Items listed in a dataset
=======

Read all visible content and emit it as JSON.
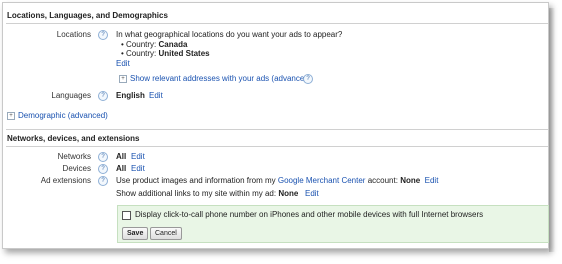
{
  "locations_section": {
    "title": "Locations, Languages, and Demographics",
    "locations_label": "Locations",
    "question": "In what geographical locations do you want your ads to appear?",
    "countries": [
      {
        "prefix": "Country: ",
        "name": "Canada"
      },
      {
        "prefix": "Country: ",
        "name": "United States"
      }
    ],
    "edit": "Edit",
    "show_addresses": "Show relevant addresses with your ads (advanced)",
    "languages_label": "Languages",
    "languages_value": "English",
    "languages_edit": "Edit",
    "demographic": "Demographic (advanced)"
  },
  "networks_section": {
    "title": "Networks, devices, and extensions",
    "networks_label": "Networks",
    "networks_value": "All",
    "networks_edit": "Edit",
    "devices_label": "Devices",
    "devices_value": "All",
    "devices_edit": "Edit",
    "ad_ext_label": "Ad extensions",
    "merchant_prefix": "Use product images and information from my",
    "merchant_link": "Google Merchant Center",
    "merchant_suffix": "account:",
    "merchant_value": "None",
    "merchant_edit": "Edit",
    "sitelinks_prefix": "Show additional links to my site within my ad:",
    "sitelinks_value": "None",
    "sitelinks_edit": "Edit",
    "click_to_call": "Display click-to-call phone number on iPhones and other mobile devices with full Internet browsers",
    "save": "Save",
    "cancel": "Cancel"
  },
  "help_glyph": "?",
  "plus_glyph": "+"
}
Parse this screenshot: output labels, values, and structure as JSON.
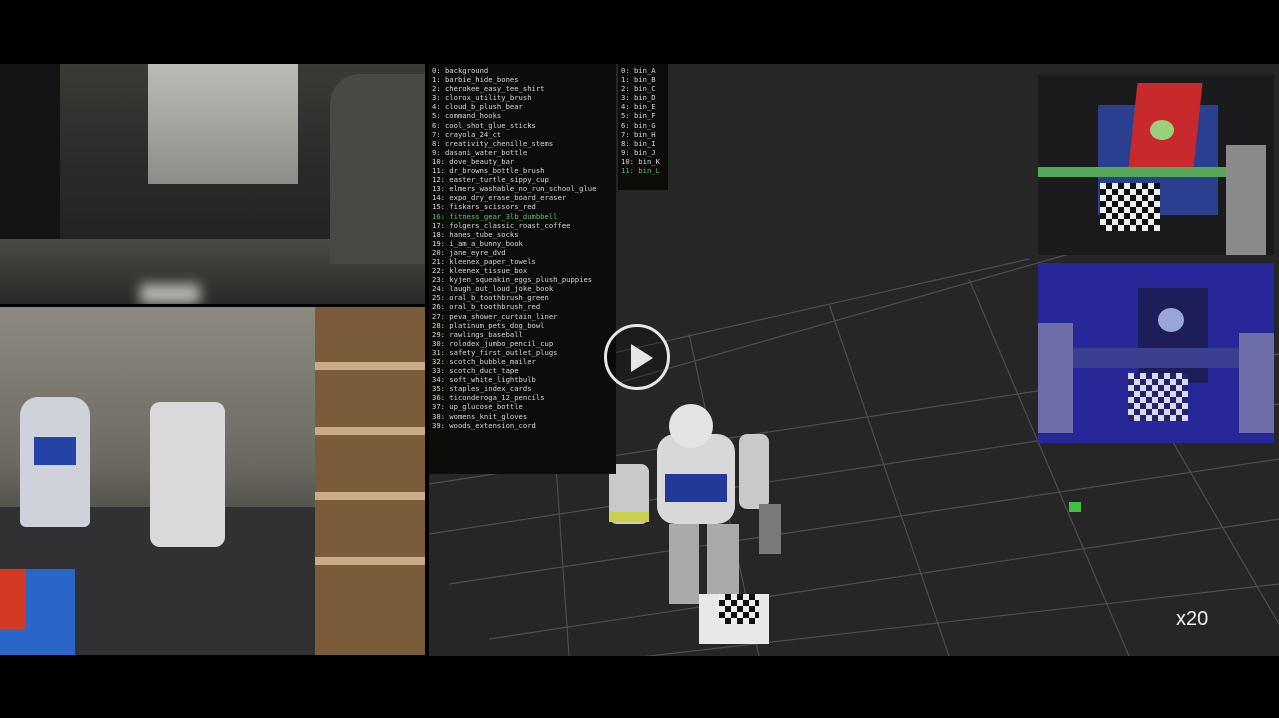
{
  "video": {
    "speed_label": "x20",
    "play_icon": "play-icon"
  },
  "object_list": [
    "0: background",
    "1: barbie_hide_bones",
    "2: cherokee_easy_tee_shirt",
    "3: clorox_utility_brush",
    "4: cloud_b_plush_bear",
    "5: command_hooks",
    "6: cool_shot_glue_sticks",
    "7: crayola_24_ct",
    "8: creativity_chenille_stems",
    "9: dasani_water_bottle",
    "10: dove_beauty_bar",
    "11: dr_browns_bottle_brush",
    "12: easter_turtle_sippy_cup",
    "13: elmers_washable_no_run_school_glue",
    "14: expo_dry_erase_board_eraser",
    "15: fiskars_scissors_red",
    "16: fitness_gear_3lb_dumbbell",
    "17: folgers_classic_roast_coffee",
    "18: hanes_tube_socks",
    "19: i_am_a_bunny_book",
    "20: jane_eyre_dvd",
    "21: kleenex_paper_towels",
    "22: kleenex_tissue_box",
    "23: kyjen_squeakin_eggs_plush_puppies",
    "24: laugh_out_loud_joke_book",
    "25: oral_b_toothbrush_green",
    "26: oral_b_toothbrush_red",
    "27: peva_shower_curtain_liner",
    "28: platinum_pets_dog_bowl",
    "29: rawlings_baseball",
    "30: rolodex_jumbo_pencil_cup",
    "31: safety_first_outlet_plugs",
    "32: scotch_bubble_mailer",
    "33: scotch_duct_tape",
    "34: soft_white_lightbulb",
    "35: staples_index_cards",
    "36: ticonderoga_12_pencils",
    "37: up_glucose_bottle",
    "38: womens_knit_gloves",
    "39: woods_extension_cord"
  ],
  "object_list_highlight": "16: fitness_gear_3lb_dumbbell",
  "index_list": [
    "0: bin_A",
    "1: bin_B",
    "2: bin_C",
    "3: bin_D",
    "4: bin_E",
    "5: bin_F",
    "6: bin_G",
    "7: bin_H",
    "8: bin_I",
    "9: bin_J",
    "10: bin_K",
    "11: bin_L"
  ],
  "index_list_highlight": "11: bin_L",
  "colors": {
    "highlight": "#58c070",
    "depth_tint": "#27279a",
    "grid": "#5a5a5a"
  }
}
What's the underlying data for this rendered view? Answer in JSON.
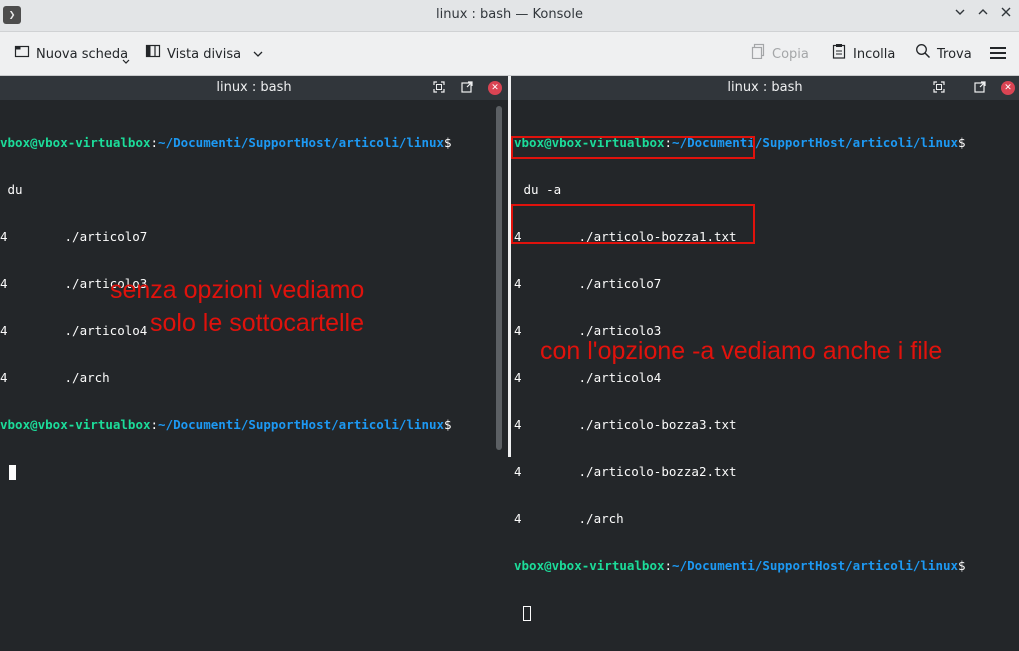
{
  "window": {
    "title": "linux : bash — Konsole",
    "app_icon_glyph": "❯"
  },
  "toolbar": {
    "new_tab_label": "Nuova scheda",
    "split_view_label": "Vista divisa",
    "copy_label": "Copia",
    "paste_label": "Incolla",
    "find_label": "Trova"
  },
  "left_pane": {
    "title": "linux : bash",
    "prompt_user": "vbox@vbox-virtualbox",
    "prompt_sep": ":",
    "prompt_path": "~/Documenti/SupportHost/articoli/linux",
    "prompt_symbol": "$",
    "command": " du",
    "output": [
      {
        "size": "4",
        "path": "./articolo7"
      },
      {
        "size": "4",
        "path": "./articolo3"
      },
      {
        "size": "4",
        "path": "./articolo4"
      },
      {
        "size": "4",
        "path": "./arch"
      }
    ],
    "annotation_line1": "senza opzioni vediamo",
    "annotation_line2": "solo le sottocartelle"
  },
  "right_pane": {
    "title": "linux : bash",
    "prompt_user": "vbox@vbox-virtualbox",
    "prompt_sep": ":",
    "prompt_path": "~/Documenti/SupportHost/articoli/linux",
    "prompt_symbol": "$",
    "command": " du -a",
    "output": [
      {
        "size": "4",
        "path": "./articolo-bozza1.txt",
        "highlighted": true
      },
      {
        "size": "4",
        "path": "./articolo7",
        "highlighted": false
      },
      {
        "size": "4",
        "path": "./articolo3",
        "highlighted": false
      },
      {
        "size": "4",
        "path": "./articolo4",
        "highlighted": false
      },
      {
        "size": "4",
        "path": "./articolo-bozza3.txt",
        "highlighted": true
      },
      {
        "size": "4",
        "path": "./articolo-bozza2.txt",
        "highlighted": true
      },
      {
        "size": "4",
        "path": "./arch",
        "highlighted": false
      }
    ],
    "annotation": "con l'opzione -a vediamo anche i file"
  },
  "colors": {
    "terminal_bg": "#232629",
    "prompt_user": "#1cdc9a",
    "prompt_path": "#1d99f3",
    "annotation_red": "#e0120c",
    "close_button": "#da4453"
  }
}
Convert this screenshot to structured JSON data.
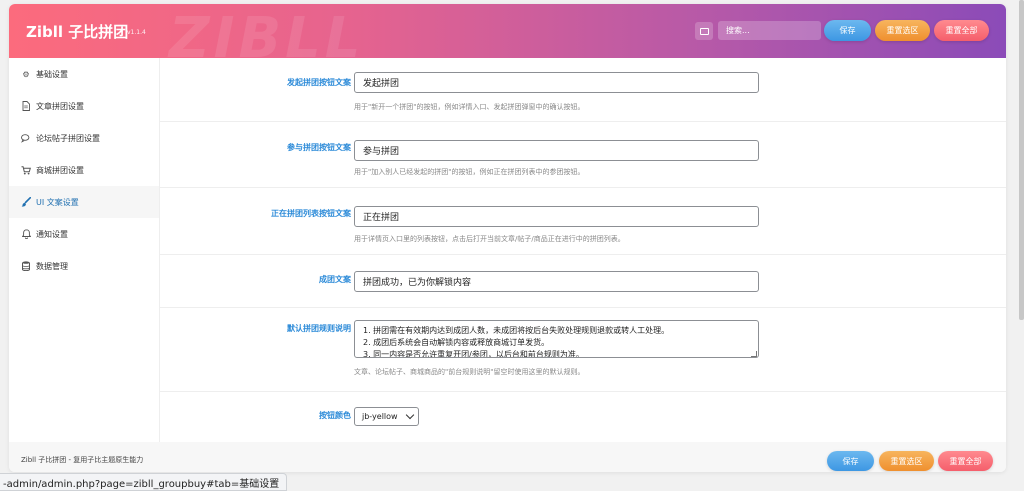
{
  "header": {
    "brand": "Zibll 子比拼团",
    "version": "v1.1.4",
    "search_placeholder": "搜索...",
    "save_label": "保存",
    "reset_section_label": "重置选区",
    "reset_all_label": "重置全部",
    "menu_icon": "list-icon"
  },
  "sidebar": {
    "items": [
      {
        "label": "基础设置",
        "icon": "gear-icon"
      },
      {
        "label": "文章拼团设置",
        "icon": "file-icon"
      },
      {
        "label": "论坛帖子拼团设置",
        "icon": "comments-icon"
      },
      {
        "label": "商城拼团设置",
        "icon": "cart-icon"
      },
      {
        "label": "UI 文案设置",
        "icon": "brush-icon"
      },
      {
        "label": "通知设置",
        "icon": "bell-icon"
      },
      {
        "label": "数据管理",
        "icon": "database-icon"
      }
    ],
    "active_index": 4
  },
  "form": {
    "start_button": {
      "label": "发起拼团按钮文案",
      "value": "发起拼团",
      "desc": "用于\"新开一个拼团\"的按钮，例如详情入口、发起拼团弹窗中的确认按钮。"
    },
    "join_button": {
      "label": "参与拼团按钮文案",
      "value": "参与拼团",
      "desc": "用于\"加入别人已经发起的拼团\"的按钮，例如正在拼团列表中的参团按钮。"
    },
    "list_button": {
      "label": "正在拼团列表按钮文案",
      "value": "正在拼团",
      "desc": "用于详情页入口里的列表按钮，点击后打开当前文章/帖子/商品正在进行中的拼团列表。"
    },
    "success_text": {
      "label": "成团文案",
      "value": "拼团成功，已为你解锁内容"
    },
    "rules": {
      "label": "默认拼团规则说明",
      "value": "1. 拼团需在有效期内达到成团人数，未成团将按后台失败处理规则退款或转人工处理。\n2. 成团后系统会自动解锁内容或释放商城订单发货。\n3. 同一内容是否允许重复开团/参团，以后台和前台规则为准。",
      "desc": "文章、论坛帖子、商城商品的\"前台规则说明\"留空时使用这里的默认规则。"
    },
    "button_color": {
      "label": "按钮颜色",
      "value": "jb-yellow"
    }
  },
  "footer": {
    "text": "Zibll 子比拼团 - 复用子比主题原生能力",
    "save_label": "保存",
    "reset_section_label": "重置选区",
    "reset_all_label": "重置全部"
  },
  "statusbar": {
    "url": "-admin/admin.php?page=zibll_groupbuy#tab=基础设置"
  },
  "colors": {
    "header_gradient_start": "#fc6b7d",
    "header_gradient_end": "#8b4bb8",
    "label_blue": "#2b8ad8",
    "active_nav": "#2271b1"
  }
}
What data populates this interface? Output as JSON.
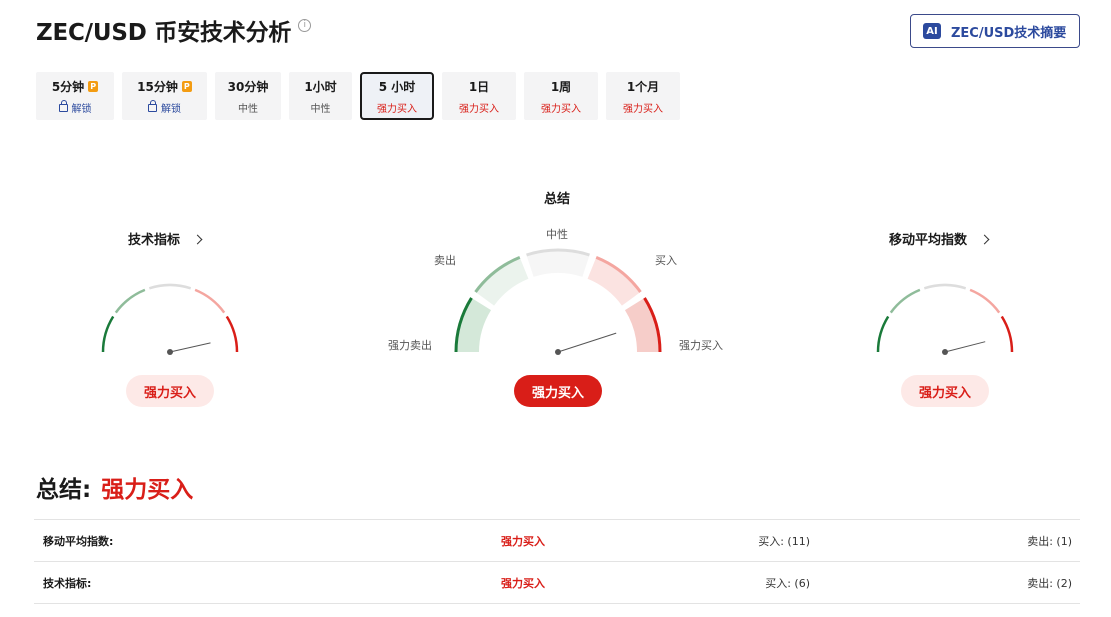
{
  "header": {
    "title": "ZEC/USD 币安技术分析",
    "info": "i"
  },
  "ai_button": {
    "badge": "AI",
    "label": "ZEC/USD技术摘要"
  },
  "tabs": [
    {
      "label": "5分钟",
      "sub": "解锁",
      "locked": true,
      "pro": "P"
    },
    {
      "label": "15分钟",
      "sub": "解锁",
      "locked": true,
      "pro": "P"
    },
    {
      "label": "30分钟",
      "sub": "中性"
    },
    {
      "label": "1小时",
      "sub": "中性"
    },
    {
      "label": "5 小时",
      "sub": "强力买入",
      "active": true
    },
    {
      "label": "1日",
      "sub": "强力买入"
    },
    {
      "label": "1周",
      "sub": "强力买入"
    },
    {
      "label": "1个月",
      "sub": "强力买入"
    }
  ],
  "gauges": {
    "technical": {
      "title": "技术指标",
      "result": "强力买入",
      "level": 0.93
    },
    "summary": {
      "title": "总结",
      "result": "强力买入",
      "level": 0.9,
      "labels": {
        "strong_sell": "强力卖出",
        "sell": "卖出",
        "neutral": "中性",
        "buy": "买入",
        "strong_buy": "强力买入"
      }
    },
    "moving_average": {
      "title": "移动平均指数",
      "result": "强力买入",
      "level": 0.92
    }
  },
  "summary": {
    "label": "总结:",
    "value": "强力买入"
  },
  "table": [
    {
      "name": "移动平均指数:",
      "signal": "强力买入",
      "buy": "买入: (11)",
      "sell": "卖出: (1)"
    },
    {
      "name": "技术指标:",
      "signal": "强力买入",
      "buy": "买入: (6)",
      "sell": "卖出: (2)"
    }
  ],
  "colors": {
    "strong_red": "#d91e18",
    "light_red": "#f4a6a0",
    "gray": "#dddddd",
    "light_green": "#8fbc9a",
    "strong_green": "#1a7a3a",
    "brand_blue": "#2c4a9e"
  }
}
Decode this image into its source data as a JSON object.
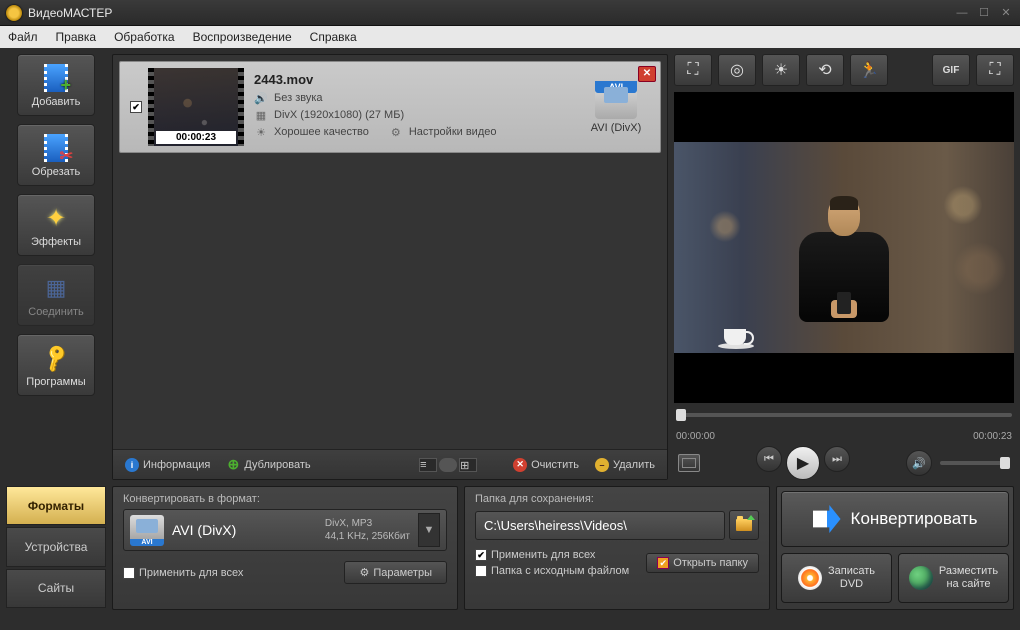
{
  "window": {
    "title": "ВидеоМАСТЕР"
  },
  "menu": [
    "Файл",
    "Правка",
    "Обработка",
    "Воспроизведение",
    "Справка"
  ],
  "sidebar": {
    "add": "Добавить",
    "cut": "Обрезать",
    "effects": "Эффекты",
    "join": "Соединить",
    "programs": "Программы"
  },
  "item": {
    "filename": "2443.mov",
    "audio": "Без звука",
    "codec": "DivX (1920x1080) (27 МБ)",
    "quality": "Хорошее качество",
    "settings": "Настройки видео",
    "duration": "00:00:23",
    "format_badge": "AVI",
    "format_label": "AVI (DivX)"
  },
  "listbar": {
    "info": "Информация",
    "duplicate": "Дублировать",
    "clear": "Очистить",
    "delete": "Удалить"
  },
  "preview": {
    "time_start": "00:00:00",
    "time_end": "00:00:23"
  },
  "tabs": {
    "formats": "Форматы",
    "devices": "Устройства",
    "sites": "Сайты"
  },
  "format_panel": {
    "title": "Конвертировать в формат:",
    "badge": "AVI",
    "name": "AVI (DivX)",
    "detail1": "DivX, MP3",
    "detail2": "44,1 KHz, 256Кбит",
    "apply_all": "Применить для всех",
    "params": "Параметры"
  },
  "save_panel": {
    "title": "Папка для сохранения:",
    "path": "C:\\Users\\heiress\\Videos\\",
    "apply_all": "Применить для всех",
    "source_folder": "Папка с исходным файлом",
    "open_folder": "Открыть папку"
  },
  "actions": {
    "convert": "Конвертировать",
    "dvd1": "Записать",
    "dvd2": "DVD",
    "web1": "Разместить",
    "web2": "на сайте"
  }
}
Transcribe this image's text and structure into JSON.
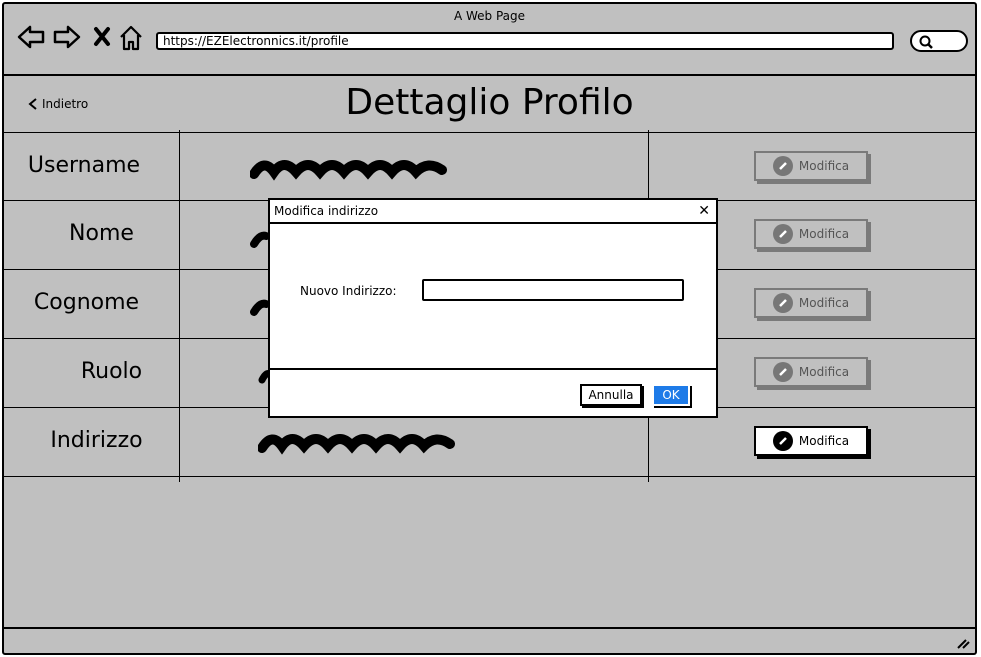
{
  "window": {
    "title": "A Web Page",
    "url": "https://EZElectronnics.it/profile"
  },
  "page": {
    "back_label": "Indietro",
    "title": "Dettaglio Profilo"
  },
  "profile_rows": [
    {
      "label": "Username",
      "edit_label": "Modifica",
      "enabled": false
    },
    {
      "label": "Nome",
      "edit_label": "Modifica",
      "enabled": false
    },
    {
      "label": "Cognome",
      "edit_label": "Modifica",
      "enabled": false
    },
    {
      "label": "Ruolo",
      "edit_label": "Modifica",
      "enabled": false
    },
    {
      "label": "Indirizzo",
      "edit_label": "Modifica",
      "enabled": true
    }
  ],
  "dialog": {
    "title": "Modifica indirizzo",
    "close_icon": "close-icon",
    "field_label": "Nuovo Indirizzo:",
    "field_value": "",
    "cancel_label": "Annulla",
    "ok_label": "OK"
  },
  "colors": {
    "background": "#c0c0c0",
    "accent": "#1e7be8"
  }
}
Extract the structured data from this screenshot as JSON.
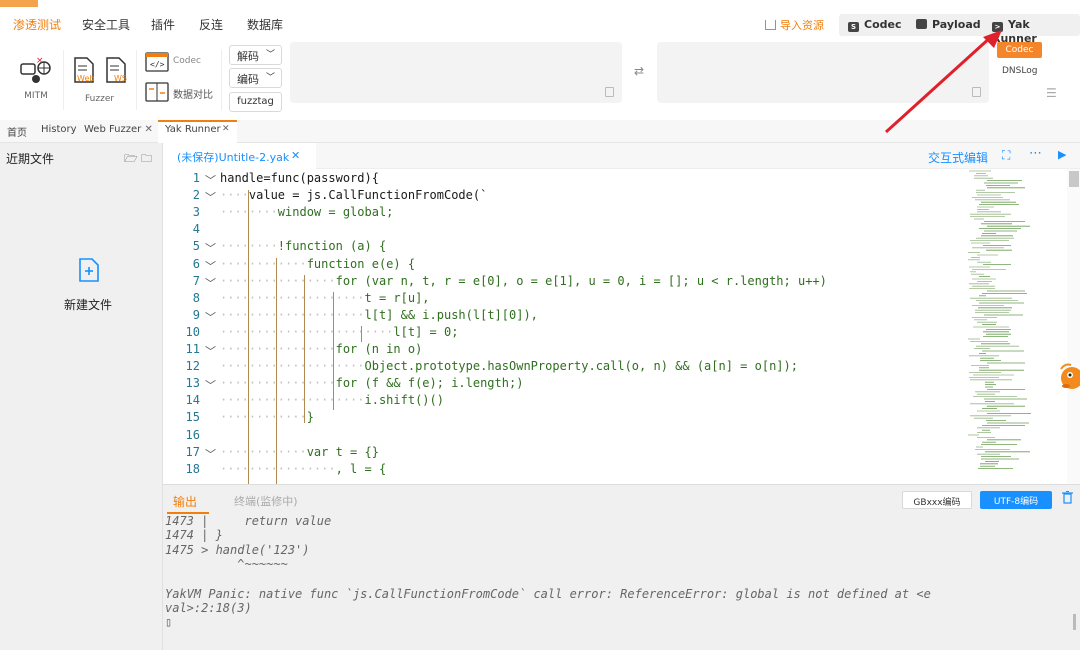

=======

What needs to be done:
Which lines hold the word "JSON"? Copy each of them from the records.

Task output:
Read all visible content and emit it as JSON.
Parse this screenshot: output labels, values, and structure as JSON.
What's the underlying data for this rendered view? Answer in JSON.
Convert this screenshot to structured JSON data.
What data populates this interface? Output as JSON.
Decode this image into its source data as a JSON object.
Transcribe this image's text and structure into JSON.
Extract the structured data from this screenshot as JSON.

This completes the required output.